Systematic and evolutionary studies in the <i>Dichanthelium acuminatum</i> (Poaceae: Paniceae) complex
Taxonomic boundaries and systematic relationships in the grass subspecific complex Dichanthelium acuminatum were investigated with both morphological and molecular methods. Circumscription of subspecific taxa comprising the complex has been difficult due to a continuum of morphological character variation among taxa and possibly due to infraspecific and interspecific hybridization. Qualitative and quantitative morphological character data was collected from herbarium specimens and field-collected specimens and analyzed using multivariate statistical techniques. Representative specimens were selected for molecular phylogenetic analysis of DNA sequences from the GBSSI (waxy) nuclear gene. Subspecific boundaries as circumscribed in the most recent taxonomic treatment (10 subspecies) were tested from: (1) a morphological perspective with results of the multivariate statistical analysis to determine if the study specimens formed natural groupings that corresponded to the recent treatment; and, (2) with molecular phylogenetic analysis to estimate the evolutionarily significant lineages present and to determine if such lineages supported the natural groupings revealed from the multivariate morphological analysis. A separate investigation was conducted using a molecular technique to screen for putative hybrid specimens from DNA obtained from field-collected specimens.
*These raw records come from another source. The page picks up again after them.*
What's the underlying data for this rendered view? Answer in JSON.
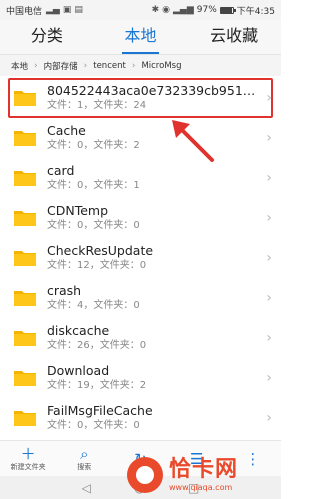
{
  "status_bar": {
    "carrier": "中国电信",
    "battery_percent": "97%",
    "battery_level": 0.97,
    "time": "下午4:35"
  },
  "tabs": [
    {
      "label": "分类"
    },
    {
      "label": "本地"
    },
    {
      "label": "云收藏"
    }
  ],
  "breadcrumb": [
    "本地",
    "内部存储",
    "tencent",
    "MicroMsg"
  ],
  "files": [
    {
      "name": "804522443aca0e732339cb951b...",
      "meta": "文件：1，文件夹：24"
    },
    {
      "name": "Cache",
      "meta": "文件：0，文件夹：2"
    },
    {
      "name": "card",
      "meta": "文件：0，文件夹：1"
    },
    {
      "name": "CDNTemp",
      "meta": "文件：0，文件夹：0"
    },
    {
      "name": "CheckResUpdate",
      "meta": "文件：12，文件夹：0"
    },
    {
      "name": "crash",
      "meta": "文件：4，文件夹：0"
    },
    {
      "name": "diskcache",
      "meta": "文件：26，文件夹：0"
    },
    {
      "name": "Download",
      "meta": "文件：19，文件夹：2"
    },
    {
      "name": "FailMsgFileCache",
      "meta": "文件：0，文件夹：0"
    }
  ],
  "toolbar": [
    {
      "icon": "plus-icon",
      "label": "新建文件夹"
    },
    {
      "icon": "search-icon",
      "label": "搜索"
    },
    {
      "icon": "refresh-icon",
      "label": ""
    },
    {
      "icon": "sort-icon",
      "label": ""
    },
    {
      "icon": "more-icon",
      "label": ""
    }
  ],
  "watermark": {
    "brand": "恰卡网",
    "url": "www.qiaqa.com"
  },
  "colors": {
    "accent": "#1976d2",
    "folder": "#f5b400",
    "highlight": "#e0332e",
    "watermark": "#e94a2b"
  }
}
Multivariate statistical analysis of the morphological data provided support for four of the 10 taxa tested and additional support for two taxa considered as a single unit. Further research is needed to determine the appropriate status of the remaining six taxa of the ten taxa tested. Molecular phylogenetic analysis provided support for recognizing four evolutionarily significant units and provided parallel support for four of the five taxa recognized from the morphological analysis. The hybridization investigation identified two putative hybrid specimens, which were confirmed as hybrids with GBSSI sequence data and also with multivariate statistical analysis of morphological data to provide provisional evidence for the role of hybridization in producing specimens with intermediate morphological phenotypes. A taxonomic treatment and dichotomous key was produced for the 10 subspecific taxa of the Dichanthelium acuminatum complex.